(Data for this exercise Opens)

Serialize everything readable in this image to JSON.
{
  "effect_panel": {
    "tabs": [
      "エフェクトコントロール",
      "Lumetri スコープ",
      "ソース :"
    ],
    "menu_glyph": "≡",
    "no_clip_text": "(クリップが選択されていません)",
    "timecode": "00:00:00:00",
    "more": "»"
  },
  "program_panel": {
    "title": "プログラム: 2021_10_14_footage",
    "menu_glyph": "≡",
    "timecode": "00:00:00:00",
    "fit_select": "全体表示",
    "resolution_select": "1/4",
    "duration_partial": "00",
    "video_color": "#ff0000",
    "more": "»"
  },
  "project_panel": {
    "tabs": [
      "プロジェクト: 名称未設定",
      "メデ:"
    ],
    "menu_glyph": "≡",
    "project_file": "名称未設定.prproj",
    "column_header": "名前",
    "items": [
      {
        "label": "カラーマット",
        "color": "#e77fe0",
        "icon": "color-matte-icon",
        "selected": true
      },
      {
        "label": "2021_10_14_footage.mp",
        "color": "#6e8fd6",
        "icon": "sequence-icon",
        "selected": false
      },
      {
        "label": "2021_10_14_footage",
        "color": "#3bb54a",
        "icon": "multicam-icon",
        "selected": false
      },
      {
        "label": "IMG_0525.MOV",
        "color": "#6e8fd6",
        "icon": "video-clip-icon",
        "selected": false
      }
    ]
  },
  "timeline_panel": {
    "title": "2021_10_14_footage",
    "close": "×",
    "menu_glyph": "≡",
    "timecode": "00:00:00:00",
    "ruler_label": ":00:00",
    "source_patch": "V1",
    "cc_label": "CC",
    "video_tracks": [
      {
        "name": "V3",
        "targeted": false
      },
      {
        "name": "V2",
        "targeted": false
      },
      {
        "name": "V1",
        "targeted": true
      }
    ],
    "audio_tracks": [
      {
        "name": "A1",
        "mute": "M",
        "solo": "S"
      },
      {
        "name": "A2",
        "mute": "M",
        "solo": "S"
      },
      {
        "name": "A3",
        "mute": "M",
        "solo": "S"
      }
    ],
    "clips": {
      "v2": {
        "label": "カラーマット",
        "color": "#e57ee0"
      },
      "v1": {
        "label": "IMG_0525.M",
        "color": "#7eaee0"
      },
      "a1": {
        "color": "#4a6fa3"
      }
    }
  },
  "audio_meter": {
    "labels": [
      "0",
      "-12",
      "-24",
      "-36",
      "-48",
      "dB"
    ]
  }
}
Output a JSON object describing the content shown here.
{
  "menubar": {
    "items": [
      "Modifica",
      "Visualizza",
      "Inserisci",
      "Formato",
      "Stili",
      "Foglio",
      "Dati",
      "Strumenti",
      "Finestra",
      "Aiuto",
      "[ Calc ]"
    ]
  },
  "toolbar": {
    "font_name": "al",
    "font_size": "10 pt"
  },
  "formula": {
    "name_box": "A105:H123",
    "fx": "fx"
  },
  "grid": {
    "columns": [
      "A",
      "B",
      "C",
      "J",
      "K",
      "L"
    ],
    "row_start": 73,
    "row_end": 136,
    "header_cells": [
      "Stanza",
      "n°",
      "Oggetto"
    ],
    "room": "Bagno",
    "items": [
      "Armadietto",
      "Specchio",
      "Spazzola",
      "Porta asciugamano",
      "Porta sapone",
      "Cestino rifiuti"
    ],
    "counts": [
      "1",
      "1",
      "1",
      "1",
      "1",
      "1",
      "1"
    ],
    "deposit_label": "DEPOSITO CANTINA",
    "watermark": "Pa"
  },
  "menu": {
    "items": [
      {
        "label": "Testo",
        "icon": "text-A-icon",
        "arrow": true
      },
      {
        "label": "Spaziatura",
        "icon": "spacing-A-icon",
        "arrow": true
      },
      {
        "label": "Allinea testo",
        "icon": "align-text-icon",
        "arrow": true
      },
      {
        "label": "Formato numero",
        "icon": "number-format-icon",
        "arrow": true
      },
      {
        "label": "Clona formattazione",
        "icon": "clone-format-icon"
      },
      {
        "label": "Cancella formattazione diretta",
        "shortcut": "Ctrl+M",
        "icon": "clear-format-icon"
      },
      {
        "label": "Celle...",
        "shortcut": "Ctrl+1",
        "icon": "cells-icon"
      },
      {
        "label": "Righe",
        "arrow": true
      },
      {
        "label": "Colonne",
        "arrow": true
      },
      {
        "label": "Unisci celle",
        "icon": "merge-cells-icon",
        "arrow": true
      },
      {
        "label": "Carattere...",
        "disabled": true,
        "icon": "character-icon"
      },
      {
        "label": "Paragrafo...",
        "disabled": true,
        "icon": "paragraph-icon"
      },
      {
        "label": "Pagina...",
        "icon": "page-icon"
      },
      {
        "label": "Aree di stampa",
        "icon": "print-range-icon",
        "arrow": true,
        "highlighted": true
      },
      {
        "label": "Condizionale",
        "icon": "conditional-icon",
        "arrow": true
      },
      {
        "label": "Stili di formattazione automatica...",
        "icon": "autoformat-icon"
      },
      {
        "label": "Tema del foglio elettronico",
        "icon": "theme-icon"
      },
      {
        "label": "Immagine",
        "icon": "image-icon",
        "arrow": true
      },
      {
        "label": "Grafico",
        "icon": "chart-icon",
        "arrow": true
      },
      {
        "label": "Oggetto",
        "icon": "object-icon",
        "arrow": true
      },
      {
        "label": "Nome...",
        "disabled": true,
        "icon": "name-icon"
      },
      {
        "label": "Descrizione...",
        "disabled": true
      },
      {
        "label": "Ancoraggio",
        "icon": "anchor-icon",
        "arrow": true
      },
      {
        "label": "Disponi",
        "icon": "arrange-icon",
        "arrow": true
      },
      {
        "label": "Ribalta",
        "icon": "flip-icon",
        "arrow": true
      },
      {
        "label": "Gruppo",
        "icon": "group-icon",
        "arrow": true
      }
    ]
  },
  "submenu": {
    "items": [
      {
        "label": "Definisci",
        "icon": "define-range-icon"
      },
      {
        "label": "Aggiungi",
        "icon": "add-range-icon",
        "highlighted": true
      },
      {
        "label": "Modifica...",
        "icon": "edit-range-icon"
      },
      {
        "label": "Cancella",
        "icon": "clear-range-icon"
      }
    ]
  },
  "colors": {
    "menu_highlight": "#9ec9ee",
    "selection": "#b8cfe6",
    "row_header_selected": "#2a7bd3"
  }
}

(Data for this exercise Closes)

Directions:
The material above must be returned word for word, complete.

Exercise output:
Serialize everything readable in this image to JSON.
{
  "effect_panel": {
    "tabs": [
      "エフェクトコントロール",
      "Lumetri スコープ",
      "ソース :"
    ],
    "menu_glyph": "≡",
    "no_clip_text": "(クリップが選択されていません)",
    "timecode": "00:00:00:00",
    "more": "»"
  },
  "program_panel": {
    "title": "プログラム: 2021_10_14_footage",
    "menu_glyph": "≡",
    "timecode": "00:00:00:00",
    "fit_select": "全体表示",
    "resolution_select": "1/4",
    "duration_partial": "00",
    "video_color": "#ff0000",
    "more": "»"
  },
  "project_panel": {
    "tabs": [
      "プロジェクト: 名称未設定",
      "メデ:"
    ],
    "menu_glyph": "≡",
    "project_file": "名称未設定.prproj",
    "column_header": "名前",
    "items": [
      {
        "label": "カラーマット",
        "color": "#e77fe0",
        "icon": "color-matte-icon",
        "selected": true
      },
      {
        "label": "2021_10_14_footage.mp",
        "color": "#6e8fd6",
        "icon": "sequence-icon",
        "selected": false
      },
      {
        "label": "2021_10_14_footage",
        "color": "#3bb54a",
        "icon": "multicam-icon",
        "selected": false
      },
      {
        "label": "IMG_0525.MOV",
        "color": "#6e8fd6",
        "icon": "video-clip-icon",
        "selected": false
      }
    ]
  },
  "timeline_panel": {
    "title": "2021_10_14_footage",
    "close": "×",
    "menu_glyph": "≡",
    "timecode": "00:00:00:00",
    "ruler_label": ":00:00",
    "source_patch": "V1",
    "cc_label": "CC",
    "video_tracks": [
      {
        "name": "V3",
        "targeted": false
      },
      {
        "name": "V2",
        "targeted": false
      },
      {
        "name": "V1",
        "targeted": true
      }
    ],
    "audio_tracks": [
      {
        "name": "A1",
        "mute": "M",
        "solo": "S"
      },
      {
        "name": "A2",
        "mute": "M",
        "solo": "S"
      },
      {
        "name": "A3",
        "mute": "M",
        "solo": "S"
      }
    ],
    "clips": {
      "v2": {
        "label": "カラーマット",
        "color": "#e57ee0"
      },
      "v1": {
        "label": "IMG_0525.M",
        "color": "#7eaee0"
      },
      "a1": {
        "color": "#4a6fa3"
      }
    }
  },
  "audio_meter": {
    "labels": [
      "0",
      "-12",
      "-24",
      "-36",
      "-48",
      "dB"
    ]
  }
}
Output a JSON object describing the content shown here.
{
  "menubar": {
    "items": [
      "Modifica",
      "Visualizza",
      "Inserisci",
      "Formato",
      "Stili",
      "Foglio",
      "Dati",
      "Strumenti",
      "Finestra",
      "Aiuto",
      "[ Calc ]"
    ]
  },
  "toolbar": {
    "font_name": "al",
    "font_size": "10 pt"
  },
  "formula": {
    "name_box": "A105:H123",
    "fx": "fx"
  },
  "grid": {
    "columns": [
      "A",
      "B",
      "C",
      "J",
      "K",
      "L"
    ],
    "row_start": 73,
    "row_end": 136,
    "header_cells": [
      "Stanza",
      "n°",
      "Oggetto"
    ],
    "room": "Bagno",
    "items": [
      "Armadietto",
      "Specchio",
      "Spazzola",
      "Porta asciugamano",
      "Porta sapone",
      "Cestino rifiuti"
    ],
    "counts": [
      "1",
      "1",
      "1",
      "1",
      "1",
      "1",
      "1"
    ],
    "deposit_label": "DEPOSITO CANTINA",
    "watermark": "Pa"
  },
  "menu": {
    "items": [
      {
        "label": "Testo",
        "icon": "text-A-icon",
        "arrow": true
      },
      {
        "label": "Spaziatura",
        "icon": "spacing-A-icon",
        "arrow": true
      },
      {
        "label": "Allinea testo",
        "icon": "align-text-icon",
        "arrow": true
      },
      {
        "label": "Formato numero",
        "icon": "number-format-icon",
        "arrow": true
      },
      {
        "label": "Clona formattazione",
        "icon": "clone-format-icon"
      },
      {
        "label": "Cancella formattazione diretta",
        "shortcut": "Ctrl+M",
        "icon": "clear-format-icon"
      },
      {
        "label": "Celle...",
        "shortcut": "Ctrl+1",
        "icon": "cells-icon"
      },
      {
        "label": "Righe",
        "arrow": true
      },
      {
        "label": "Colonne",
        "arrow": true
      },
      {
        "label": "Unisci celle",
        "icon": "merge-cells-icon",
        "arrow": true
      },
      {
        "label": "Carattere...",
        "disabled": true,
        "icon": "character-icon"
      },
      {
        "label": "Paragrafo...",
        "disabled": true,
        "icon": "paragraph-icon"
      },
      {
        "label": "Pagina...",
        "icon": "page-icon"
      },
      {
        "label": "Aree di stampa",
        "icon": "print-range-icon",
        "arrow": true,
        "highlighted": true
      },
      {
        "label": "Condizionale",
        "icon": "conditional-icon",
        "arrow": true
      },
      {
        "label": "Stili di formattazione automatica...",
        "icon": "autoformat-icon"
      },
      {
        "label": "Tema del foglio elettronico",
        "icon": "theme-icon"
      },
      {
        "label": "Immagine",
        "icon": "image-icon",
        "arrow": true
      },
      {
        "label": "Grafico",
        "icon": "chart-icon",
        "arrow": true
      },
      {
        "label": "Oggetto",
        "icon": "object-icon",
        "arrow": true
      },
      {
        "label": "Nome...",
        "disabled": true,
        "icon": "name-icon"
      },
      {
        "label": "Descrizione...",
        "disabled": true
      },
      {
        "label": "Ancoraggio",
        "icon": "anchor-icon",
        "arrow": true
      },
      {
        "label": "Disponi",
        "icon": "arrange-icon",
        "arrow": true
      },
      {
        "label": "Ribalta",
        "icon": "flip-icon",
        "arrow": true
      },
      {
        "label": "Gruppo",
        "icon": "group-icon",
        "arrow": true
      }
    ]
  },
  "submenu": {
    "items": [
      {
        "label": "Definisci",
        "icon": "define-range-icon"
      },
      {
        "label": "Aggiungi",
        "icon": "add-range-icon",
        "highlighted": true
      },
      {
        "label": "Modifica...",
        "icon": "edit-range-icon"
      },
      {
        "label": "Cancella",
        "icon": "clear-range-icon"
      }
    ]
  },
  "colors": {
    "menu_highlight": "#9ec9ee",
    "selection": "#b8cfe6",
    "row_header_selected": "#2a7bd3"
  }
}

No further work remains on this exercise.